Now that we are a little bit removed from the application deadline, I figure that it is time for another entry on financial aid. My earlier entry focused on the actual process of applying for aid and this entry is going to highlight what components are used to form a Carnegie Mellon financial aid package.
A financial aid package from Carnegie Mellon is comprised of several different types of aid. First up is grant money in the form of federal, state, or institutional grants. The first two types are government-sponsored grants and the third is provided by Carnegie Mellon itself. Grant money is 'gift' money and does not need to be repaid to the provider.
The second type of aid is federal loan money. Loan money, unlike grants, is the type of aid that does need to be repaid (plus interest). The amount of aid money that can be offered to each student in a financial aid package is capped, so don't expect a $30,000 financial aid package compromised entirely of loans. For instance, for Subsidized Stafford Loans the limit for a first year student in the fall of 2010 is $3,500. (This information is accurate as of August 2009 and is subject to change July 1, 2010.)
The third type of aid is in the form of federal work study. In exchange for work study money, a student works for the university during the academic year. There are a variety of jobs that students can take on campus, ranging from working as an Andrew Ambassador in our office to working for an academic department or staffing a desk outside of the athletics facilities.
The final type of aid you may see in a Carnegie Mellon financial aid package is a Carnegie Scholarship (previously known as the Presidential Scholarship). Carnegie Scholarships are awarded to artistically and academically talented middle income students who qualify for little or no need-based financial aid. In essence, these scholarships have both a need and merit component. In order to be eligible for a Carnegie Scholarship, you must apply for need-based financial aid (the process for which is outlined in an earlier entry).

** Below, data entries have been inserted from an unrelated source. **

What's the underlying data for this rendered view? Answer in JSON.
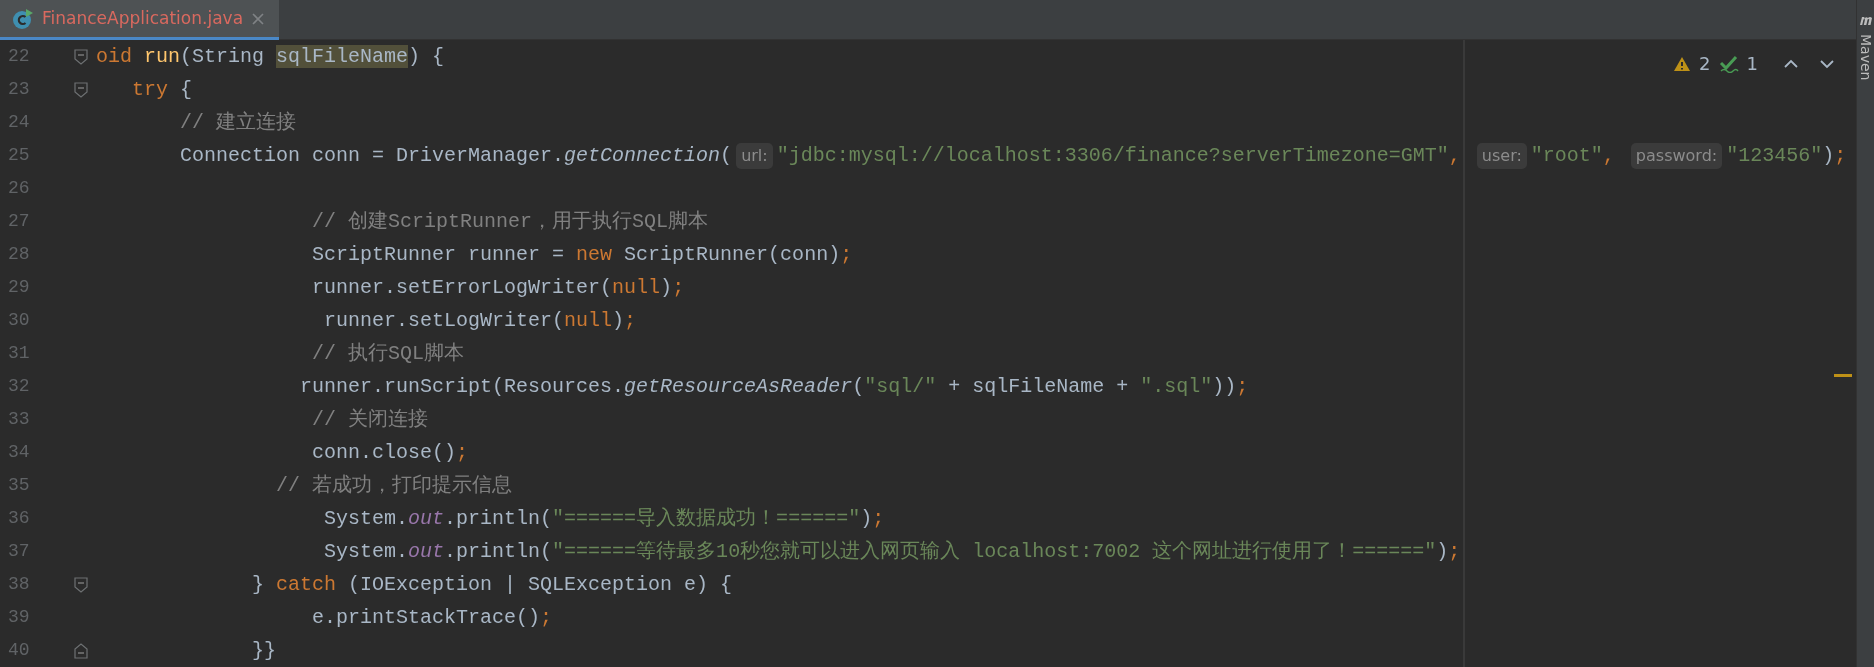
{
  "tabs": [
    {
      "label": "FinanceApplication.java",
      "selected": true
    }
  ],
  "inspections": {
    "warnings": "2",
    "weak_warnings": "1"
  },
  "side_panel": {
    "label": "Maven"
  },
  "lines": [
    {
      "number": "22",
      "fold_start": true,
      "tokens": [
        {
          "text": "oid ",
          "kind": "keyword"
        },
        {
          "text": "run",
          "kind": "function"
        },
        {
          "text": "(String ",
          "kind": "plain"
        },
        {
          "text": "sqlFileName",
          "kind": "match"
        },
        {
          "text": ") {",
          "kind": "plain"
        }
      ]
    },
    {
      "number": "23",
      "fold_start": true,
      "tokens": [
        {
          "text": "   try",
          "kind": "keyword"
        },
        {
          "text": " {",
          "kind": "plain"
        }
      ]
    },
    {
      "number": "24",
      "tokens": [
        {
          "text": "       // 建立连接",
          "kind": "comment"
        }
      ]
    },
    {
      "number": "25",
      "tokens": [
        {
          "text": "       Connection conn = DriverManager.",
          "kind": "plain"
        },
        {
          "text": "getConnection",
          "kind": "static"
        },
        {
          "text": "(",
          "kind": "plain"
        },
        {
          "text": "url:",
          "kind": "hint"
        },
        {
          "text": "\"jdbc:mysql://localhost:3306/finance?serverTimezone=GMT\"",
          "kind": "string"
        },
        {
          "text": ", ",
          "kind": "punct"
        },
        {
          "text": "user:",
          "kind": "hint"
        },
        {
          "text": "\"root\"",
          "kind": "string"
        },
        {
          "text": ", ",
          "kind": "punct"
        },
        {
          "text": "password:",
          "kind": "hint"
        },
        {
          "text": "\"123456\"",
          "kind": "string"
        },
        {
          "text": ")",
          "kind": "plain"
        },
        {
          "text": ";",
          "kind": "punct"
        }
      ]
    },
    {
      "number": "26"
    },
    {
      "number": "27",
      "tokens": [
        {
          "text": "                  // 创建ScriptRunner，用于执行SQL脚本",
          "kind": "comment"
        }
      ]
    },
    {
      "number": "28",
      "tokens": [
        {
          "text": "                  ScriptRunner runner = ",
          "kind": "plain"
        },
        {
          "text": "new",
          "kind": "keyword"
        },
        {
          "text": " ScriptRunner(conn)",
          "kind": "plain"
        },
        {
          "text": ";",
          "kind": "punct"
        }
      ]
    },
    {
      "number": "29",
      "tokens": [
        {
          "text": "                  runner.setErrorLogWriter(",
          "kind": "plain"
        },
        {
          "text": "null",
          "kind": "keyword"
        },
        {
          "text": ")",
          "kind": "plain"
        },
        {
          "text": ";",
          "kind": "punct"
        }
      ]
    },
    {
      "number": "30",
      "tokens": [
        {
          "text": "                   runner.setLogWriter(",
          "kind": "plain"
        },
        {
          "text": "null",
          "kind": "keyword"
        },
        {
          "text": ")",
          "kind": "plain"
        },
        {
          "text": ";",
          "kind": "punct"
        }
      ]
    },
    {
      "number": "31",
      "tokens": [
        {
          "text": "                  // 执行SQL脚本",
          "kind": "comment"
        }
      ]
    },
    {
      "number": "32",
      "tokens": [
        {
          "text": "                 runner.runScript(Resources.",
          "kind": "plain"
        },
        {
          "text": "getResourceAsReader",
          "kind": "static"
        },
        {
          "text": "(",
          "kind": "plain"
        },
        {
          "text": "\"sql/\"",
          "kind": "string"
        },
        {
          "text": " + sqlFileName + ",
          "kind": "plain"
        },
        {
          "text": "\".sql\"",
          "kind": "string"
        },
        {
          "text": "))",
          "kind": "plain"
        },
        {
          "text": ";",
          "kind": "punct"
        }
      ]
    },
    {
      "number": "33",
      "tokens": [
        {
          "text": "                  // 关闭连接",
          "kind": "comment"
        }
      ]
    },
    {
      "number": "34",
      "tokens": [
        {
          "text": "                  conn.close()",
          "kind": "plain"
        },
        {
          "text": ";",
          "kind": "punct"
        }
      ]
    },
    {
      "number": "35",
      "tokens": [
        {
          "text": "               // 若成功，打印提示信息",
          "kind": "comment"
        }
      ]
    },
    {
      "number": "36",
      "tokens": [
        {
          "text": "                   System.",
          "kind": "plain"
        },
        {
          "text": "out",
          "kind": "field"
        },
        {
          "text": ".println(",
          "kind": "plain"
        },
        {
          "text": "\"======导入数据成功！======\"",
          "kind": "string"
        },
        {
          "text": ")",
          "kind": "plain"
        },
        {
          "text": ";",
          "kind": "punct"
        }
      ]
    },
    {
      "number": "37",
      "tokens": [
        {
          "text": "                   System.",
          "kind": "plain"
        },
        {
          "text": "out",
          "kind": "field"
        },
        {
          "text": ".println(",
          "kind": "plain"
        },
        {
          "text": "\"======等待最多10秒您就可以进入网页输入 localhost:7002 这个网址进行使用了！======\"",
          "kind": "string"
        },
        {
          "text": ")",
          "kind": "plain"
        },
        {
          "text": ";",
          "kind": "punct"
        }
      ]
    },
    {
      "number": "38",
      "fold_start": true,
      "tokens": [
        {
          "text": "             } ",
          "kind": "plain"
        },
        {
          "text": "catch",
          "kind": "keyword"
        },
        {
          "text": " (IOException | SQLException e) {",
          "kind": "plain"
        }
      ]
    },
    {
      "number": "39",
      "tokens": [
        {
          "text": "                  e.printStackTrace()",
          "kind": "plain"
        },
        {
          "text": ";",
          "kind": "punct"
        }
      ]
    },
    {
      "number": "40",
      "fold_end": true,
      "tokens": [
        {
          "text": "             }}",
          "kind": "plain"
        }
      ]
    }
  ]
}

All right, did you follow all of that? Just a few numbers to give you for some context as well:
~ Average Need Based Package last year: $27,348
~ Average Grant last year: $22,482
~ Average Presidential Scholarship last year: $7,704
If any of the above information is confusing or requires clarification (or if you just have something you want to discuss) please post a comment below.